The decision remains dubious: Neymar was way too pro-active in seeking contact with a player who had lost his balance. The end result was an initial correct decision was overruled by the man standing further away from the event. Can’t help wondering: Do sideline assistants have more power that the main referee in the penalty box?
4. Winning is always beautiful without context
Yesterday we witnessed unseen scenes: people screaming and hugging each other, seized by blind euphoria springing up from a deep place. It was the ultimate triumph of effort and hope. People will remember fondly for a very long time the Eden which took over Catalonia that night.
Gone were the little dirty tricks Barcelona players used to get there; washed away was the humiliation from that 4-0 defeat in France. Redemption reigned supreme.
But for a few of us neutrals, we couldn’t help but ask: What was the cost of it all? If cheating is allowed and forgotten in a flash where is football going? The answers to these crucial questions are still hanging.
5. Referees have the power to decide games
I’m not saying anything revolutionary here. Referees indeed hold the power to decide games. We see it all too often now, and it leaves a bitter taste in one’s mouth. Arsenal the day before, Dortmund on the same day, and Barcelona: the matches that left us with a few questions over refereeing decisions.

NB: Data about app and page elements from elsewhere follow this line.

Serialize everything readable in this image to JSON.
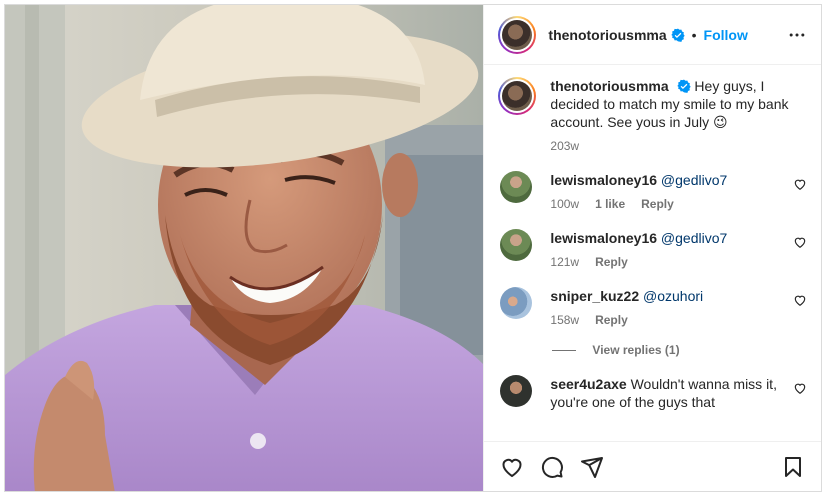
{
  "post": {
    "username": "thenotoriousmma",
    "follow_label": "Follow",
    "separator": "•",
    "caption_username": "thenotoriousmma",
    "caption_text": "Hey guys, I decided to match my smile to my bank account. See yous in July 😉",
    "caption_time": "203w"
  },
  "comments": [
    {
      "username": "lewismaloney16",
      "mention": "@gedlivo7",
      "text": "",
      "time": "100w",
      "likes": "1 like",
      "reply_label": "Reply",
      "avatar_color": "#8fa77f"
    },
    {
      "username": "lewismaloney16",
      "mention": "@gedlivo7",
      "text": "",
      "time": "121w",
      "likes": "",
      "reply_label": "Reply",
      "avatar_color": "#8fa77f"
    },
    {
      "username": "sniper_kuz22",
      "mention": "@ozuhori",
      "text": "",
      "time": "158w",
      "likes": "",
      "reply_label": "Reply",
      "avatar_color": "#7a98b8"
    },
    {
      "username": "seer4u2axe",
      "mention": "",
      "text": "Wouldn't wanna miss it, you're one of the guys that",
      "time": "",
      "likes": "",
      "reply_label": "",
      "avatar_color": "#3c3f3a"
    }
  ],
  "view_replies": "View replies (1)",
  "icons": {
    "verified": "verified-badge-icon",
    "more": "more-options-icon",
    "like": "heart-icon",
    "comment": "comment-icon",
    "share": "share-icon",
    "save": "bookmark-icon"
  },
  "colors": {
    "follow": "#0095f6",
    "verified": "#0095f6",
    "shirt": "#b99ad6"
  }
}
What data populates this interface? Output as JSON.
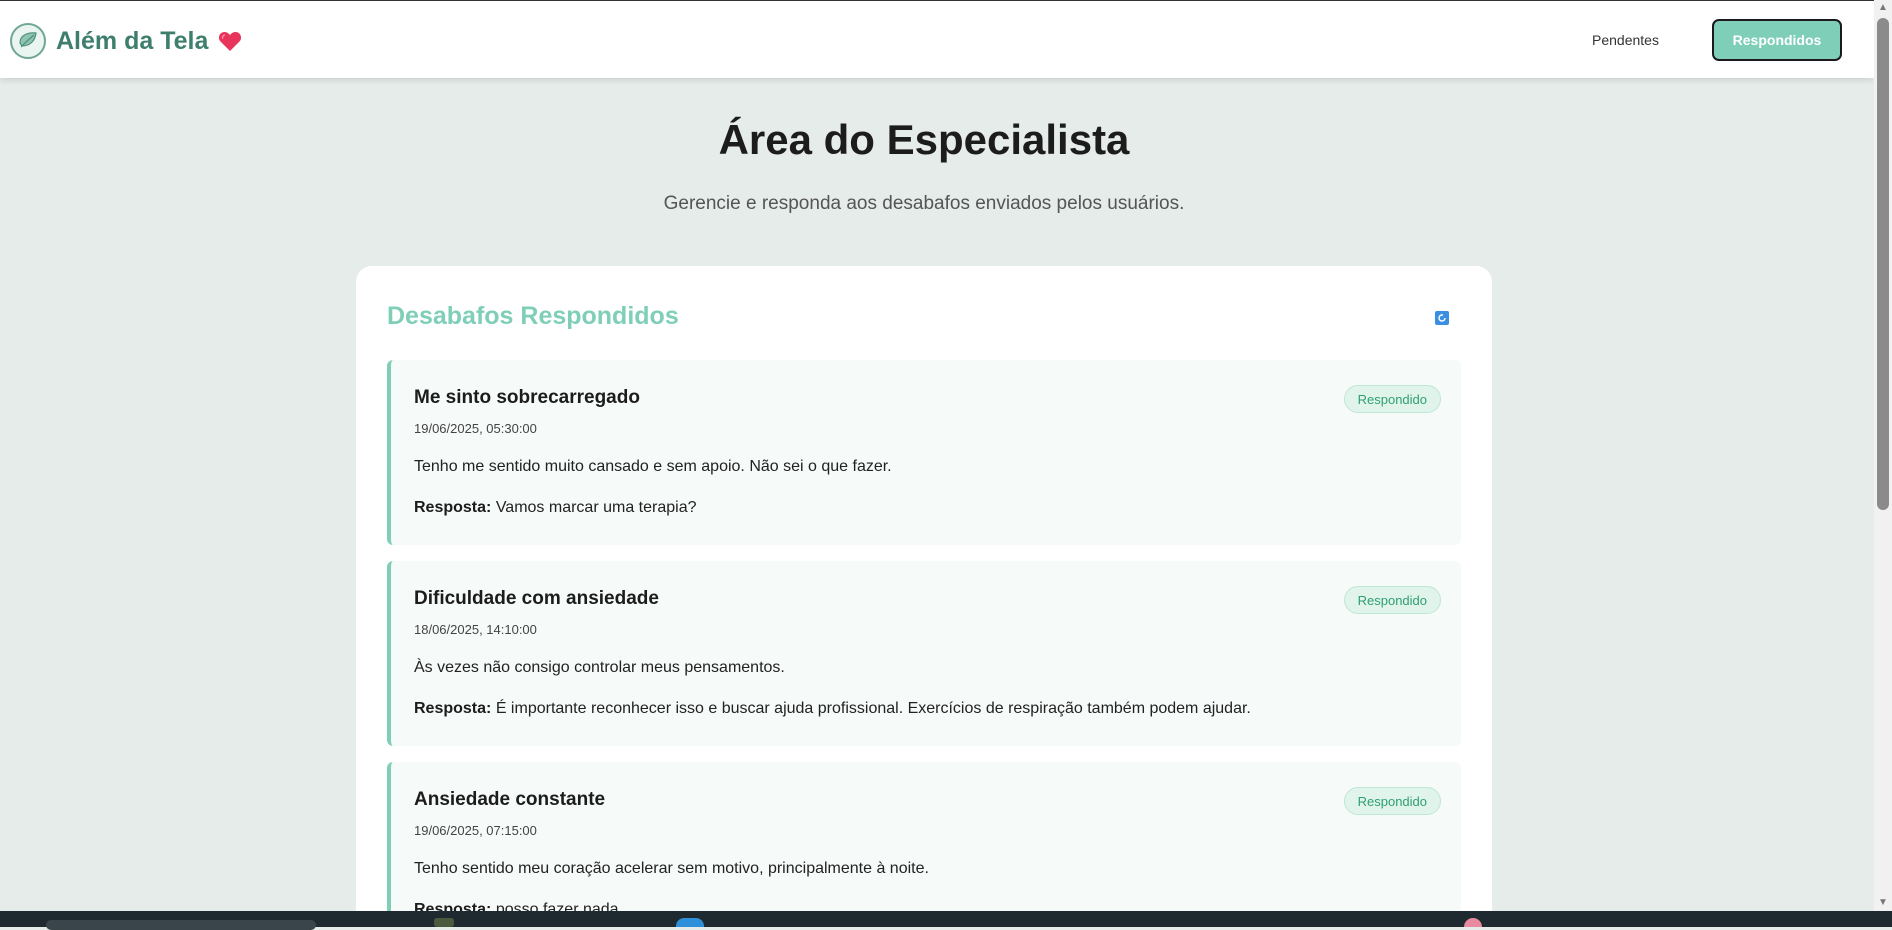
{
  "header": {
    "brand_name": "Além da Tela",
    "nav_pending": "Pendentes",
    "nav_answered": "Respondidos"
  },
  "page": {
    "title": "Área do Especialista",
    "subtitle": "Gerencie e responda aos desabafos enviados pelos usuários."
  },
  "panel": {
    "title": "Desabafos Respondidos",
    "answer_label": "Resposta:",
    "items": [
      {
        "title": "Me sinto sobrecarregado",
        "date": "19/06/2025, 05:30:00",
        "text": "Tenho me sentido muito cansado e sem apoio. Não sei o que fazer.",
        "answer": "Vamos marcar uma terapia?",
        "status": "Respondido"
      },
      {
        "title": "Dificuldade com ansiedade",
        "date": "18/06/2025, 14:10:00",
        "text": "Às vezes não consigo controlar meus pensamentos.",
        "answer": "É importante reconhecer isso e buscar ajuda profissional. Exercícios de respiração também podem ajudar.",
        "status": "Respondido"
      },
      {
        "title": "Ansiedade constante",
        "date": "19/06/2025, 07:15:00",
        "text": "Tenho sentido meu coração acelerar sem motivo, principalmente à noite.",
        "answer": "posso fazer nada",
        "status": "Respondido"
      }
    ]
  },
  "colors": {
    "accent": "#7fcfb8",
    "brand": "#3e7e6c",
    "background": "#e6ece9",
    "badge_text": "#2f9f72"
  },
  "icons": {
    "logo": "leaf-logo-icon",
    "heart": "heart-icon",
    "refresh": "refresh-icon"
  }
}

The side-effects are sucking the joy out of football. It leaves it looking too scripted, too American Wrestly and too soapy. If anything, the football truism of ‘a good referee is an invisible referee’ seems to be a characteristic of a bygone era. And that is something that needs to be looked at.